----- AVAILABLE DATA -----
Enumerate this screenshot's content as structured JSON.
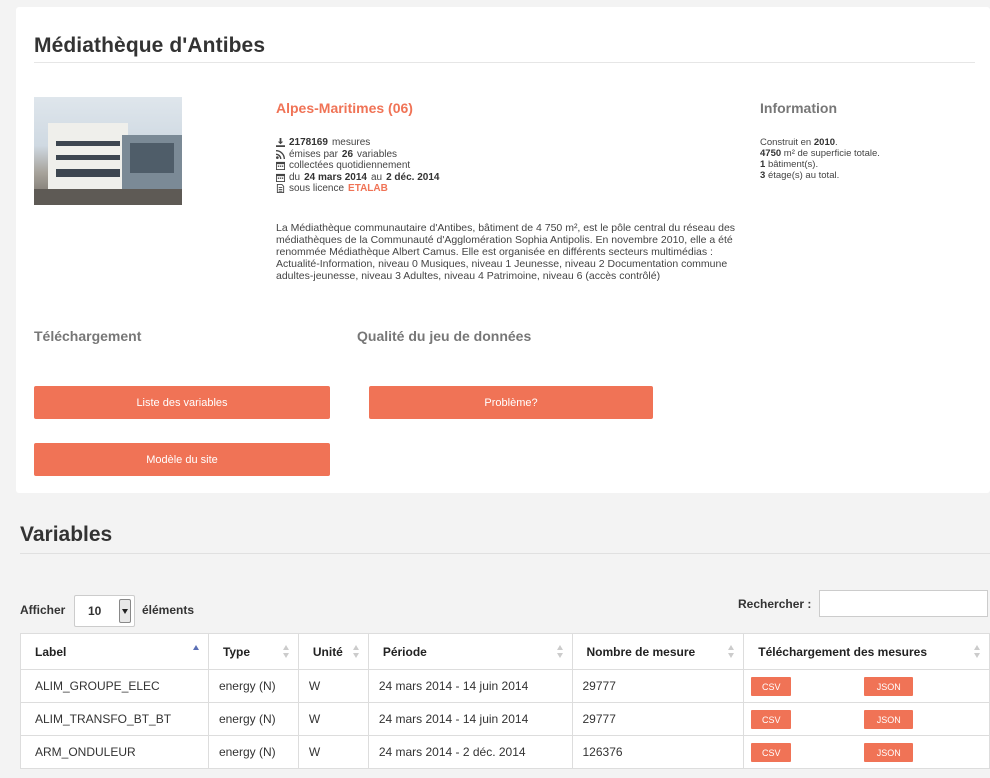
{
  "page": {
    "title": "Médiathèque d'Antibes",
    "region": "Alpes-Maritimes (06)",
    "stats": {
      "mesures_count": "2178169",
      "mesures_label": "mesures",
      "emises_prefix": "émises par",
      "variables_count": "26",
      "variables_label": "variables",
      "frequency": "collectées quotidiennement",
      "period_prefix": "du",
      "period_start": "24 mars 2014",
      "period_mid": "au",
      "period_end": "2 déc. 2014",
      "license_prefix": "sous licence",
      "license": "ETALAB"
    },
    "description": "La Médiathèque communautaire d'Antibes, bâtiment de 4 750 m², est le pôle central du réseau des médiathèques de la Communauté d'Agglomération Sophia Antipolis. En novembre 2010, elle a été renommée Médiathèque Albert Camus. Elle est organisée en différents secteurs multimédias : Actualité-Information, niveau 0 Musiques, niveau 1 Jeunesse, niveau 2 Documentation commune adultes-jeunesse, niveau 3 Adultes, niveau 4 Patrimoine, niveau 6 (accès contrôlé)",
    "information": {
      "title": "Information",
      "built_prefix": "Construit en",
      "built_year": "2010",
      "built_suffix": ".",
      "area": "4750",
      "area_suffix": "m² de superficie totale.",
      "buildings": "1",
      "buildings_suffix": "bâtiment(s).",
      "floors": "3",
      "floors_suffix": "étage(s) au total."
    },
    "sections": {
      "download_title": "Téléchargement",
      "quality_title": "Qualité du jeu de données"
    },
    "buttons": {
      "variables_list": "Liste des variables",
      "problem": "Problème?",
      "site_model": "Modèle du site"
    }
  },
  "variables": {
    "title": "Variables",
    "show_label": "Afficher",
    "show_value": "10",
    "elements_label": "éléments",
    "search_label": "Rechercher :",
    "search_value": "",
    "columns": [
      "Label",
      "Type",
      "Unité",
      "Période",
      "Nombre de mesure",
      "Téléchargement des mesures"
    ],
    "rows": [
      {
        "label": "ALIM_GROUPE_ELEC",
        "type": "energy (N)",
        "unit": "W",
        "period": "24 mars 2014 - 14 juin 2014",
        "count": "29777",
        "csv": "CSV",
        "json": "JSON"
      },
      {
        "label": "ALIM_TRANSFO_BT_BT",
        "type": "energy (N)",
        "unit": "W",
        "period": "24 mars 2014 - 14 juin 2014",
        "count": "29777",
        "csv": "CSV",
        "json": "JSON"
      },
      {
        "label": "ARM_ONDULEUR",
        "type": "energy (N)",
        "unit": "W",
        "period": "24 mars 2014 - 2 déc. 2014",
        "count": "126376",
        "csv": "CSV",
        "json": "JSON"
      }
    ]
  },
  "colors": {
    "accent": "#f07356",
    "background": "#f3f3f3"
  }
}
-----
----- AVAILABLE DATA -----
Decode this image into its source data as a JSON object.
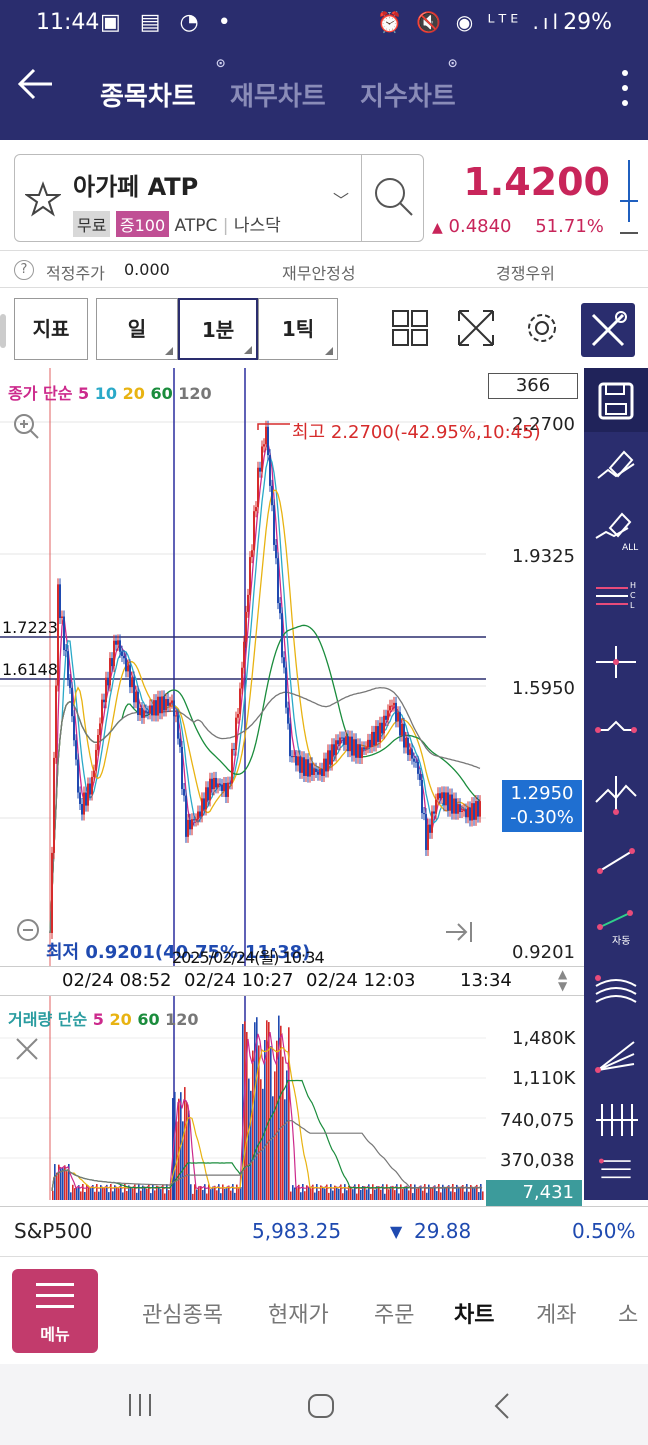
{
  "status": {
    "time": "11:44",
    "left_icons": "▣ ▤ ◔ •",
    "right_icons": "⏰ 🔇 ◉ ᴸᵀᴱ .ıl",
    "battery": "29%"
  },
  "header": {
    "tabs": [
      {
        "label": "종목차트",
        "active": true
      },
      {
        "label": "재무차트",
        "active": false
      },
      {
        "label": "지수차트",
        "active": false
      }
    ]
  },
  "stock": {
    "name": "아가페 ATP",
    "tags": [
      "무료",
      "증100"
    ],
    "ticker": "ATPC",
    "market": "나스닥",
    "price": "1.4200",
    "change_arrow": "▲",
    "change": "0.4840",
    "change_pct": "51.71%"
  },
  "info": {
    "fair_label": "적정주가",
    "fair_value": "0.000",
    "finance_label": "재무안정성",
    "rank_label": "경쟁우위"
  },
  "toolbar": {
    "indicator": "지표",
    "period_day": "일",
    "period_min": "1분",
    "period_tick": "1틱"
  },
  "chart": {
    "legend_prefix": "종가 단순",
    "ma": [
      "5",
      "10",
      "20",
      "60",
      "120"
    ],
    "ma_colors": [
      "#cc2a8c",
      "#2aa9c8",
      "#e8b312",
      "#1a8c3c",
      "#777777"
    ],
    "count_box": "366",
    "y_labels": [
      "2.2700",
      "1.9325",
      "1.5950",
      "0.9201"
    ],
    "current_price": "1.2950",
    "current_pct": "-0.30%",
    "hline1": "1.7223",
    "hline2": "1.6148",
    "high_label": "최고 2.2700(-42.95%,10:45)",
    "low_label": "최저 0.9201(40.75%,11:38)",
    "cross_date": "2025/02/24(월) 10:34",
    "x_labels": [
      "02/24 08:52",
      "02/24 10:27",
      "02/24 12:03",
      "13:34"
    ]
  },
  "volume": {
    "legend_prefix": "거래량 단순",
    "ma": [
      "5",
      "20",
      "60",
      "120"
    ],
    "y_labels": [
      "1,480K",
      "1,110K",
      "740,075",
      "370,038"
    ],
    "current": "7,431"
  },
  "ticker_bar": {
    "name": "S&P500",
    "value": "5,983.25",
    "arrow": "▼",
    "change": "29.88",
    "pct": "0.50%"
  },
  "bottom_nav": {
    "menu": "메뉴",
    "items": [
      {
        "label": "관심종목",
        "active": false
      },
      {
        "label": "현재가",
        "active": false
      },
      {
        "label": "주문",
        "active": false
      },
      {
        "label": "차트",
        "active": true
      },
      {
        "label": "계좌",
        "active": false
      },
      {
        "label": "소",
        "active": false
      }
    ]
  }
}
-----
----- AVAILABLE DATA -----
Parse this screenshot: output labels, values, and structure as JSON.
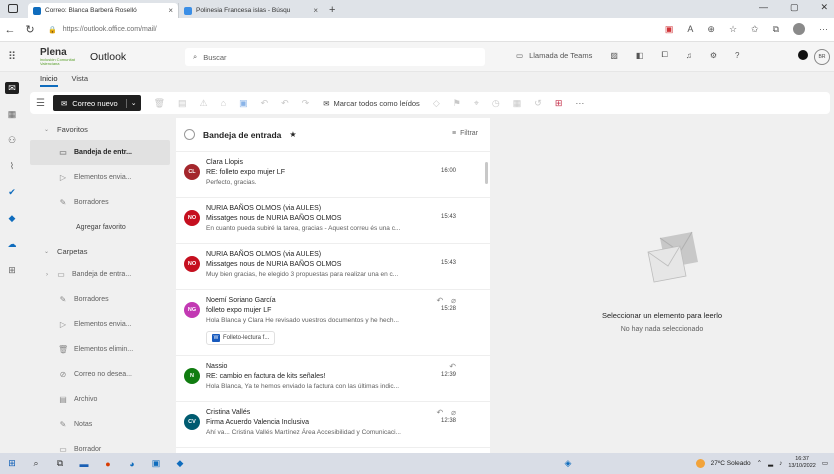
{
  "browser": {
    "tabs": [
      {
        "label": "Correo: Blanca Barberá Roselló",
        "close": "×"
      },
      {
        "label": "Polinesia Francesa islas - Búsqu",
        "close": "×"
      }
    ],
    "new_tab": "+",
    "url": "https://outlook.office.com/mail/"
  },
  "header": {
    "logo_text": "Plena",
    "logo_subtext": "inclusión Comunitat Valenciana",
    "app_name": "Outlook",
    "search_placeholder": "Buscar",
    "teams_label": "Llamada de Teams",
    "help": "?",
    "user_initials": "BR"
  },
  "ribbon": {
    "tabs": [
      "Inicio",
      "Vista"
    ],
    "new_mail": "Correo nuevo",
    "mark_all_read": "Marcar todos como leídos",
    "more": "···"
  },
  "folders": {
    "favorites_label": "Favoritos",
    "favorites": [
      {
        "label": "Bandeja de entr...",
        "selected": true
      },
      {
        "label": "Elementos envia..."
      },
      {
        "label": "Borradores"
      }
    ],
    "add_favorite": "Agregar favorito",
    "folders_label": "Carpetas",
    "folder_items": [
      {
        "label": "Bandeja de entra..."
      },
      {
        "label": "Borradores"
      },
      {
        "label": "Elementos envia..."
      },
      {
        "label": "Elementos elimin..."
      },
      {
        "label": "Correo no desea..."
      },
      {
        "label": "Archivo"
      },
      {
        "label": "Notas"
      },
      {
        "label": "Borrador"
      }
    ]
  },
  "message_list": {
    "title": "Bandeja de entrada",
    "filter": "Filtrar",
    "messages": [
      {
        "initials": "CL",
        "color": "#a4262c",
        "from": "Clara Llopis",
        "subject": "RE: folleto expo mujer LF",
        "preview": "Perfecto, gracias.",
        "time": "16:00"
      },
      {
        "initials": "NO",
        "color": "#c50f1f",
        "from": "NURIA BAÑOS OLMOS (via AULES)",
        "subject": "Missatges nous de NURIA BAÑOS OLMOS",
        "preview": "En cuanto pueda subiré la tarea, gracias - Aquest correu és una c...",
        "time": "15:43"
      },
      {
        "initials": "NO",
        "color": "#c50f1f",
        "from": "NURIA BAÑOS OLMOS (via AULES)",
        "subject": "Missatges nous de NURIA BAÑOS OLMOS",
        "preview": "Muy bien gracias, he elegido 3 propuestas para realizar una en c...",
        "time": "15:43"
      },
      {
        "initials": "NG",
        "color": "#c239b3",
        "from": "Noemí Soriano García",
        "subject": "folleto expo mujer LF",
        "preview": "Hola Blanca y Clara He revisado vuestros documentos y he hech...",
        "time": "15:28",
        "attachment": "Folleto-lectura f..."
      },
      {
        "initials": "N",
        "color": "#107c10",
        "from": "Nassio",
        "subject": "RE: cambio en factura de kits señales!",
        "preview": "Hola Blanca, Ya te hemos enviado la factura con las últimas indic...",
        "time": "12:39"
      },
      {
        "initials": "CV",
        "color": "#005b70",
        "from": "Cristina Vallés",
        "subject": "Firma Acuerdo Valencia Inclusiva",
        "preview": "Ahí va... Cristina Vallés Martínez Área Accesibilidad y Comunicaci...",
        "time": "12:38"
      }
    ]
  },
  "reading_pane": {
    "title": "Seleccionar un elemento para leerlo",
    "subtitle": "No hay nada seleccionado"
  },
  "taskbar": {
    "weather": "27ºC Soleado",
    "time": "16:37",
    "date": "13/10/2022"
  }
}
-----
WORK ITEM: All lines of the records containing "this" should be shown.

RESULT OF THE EXERCISE:
Enumerate this screenshot's content as structured JSON.
Decode this image into its source data as a JSON object.
Parse this screenshot: output labels, values, and structure as JSON.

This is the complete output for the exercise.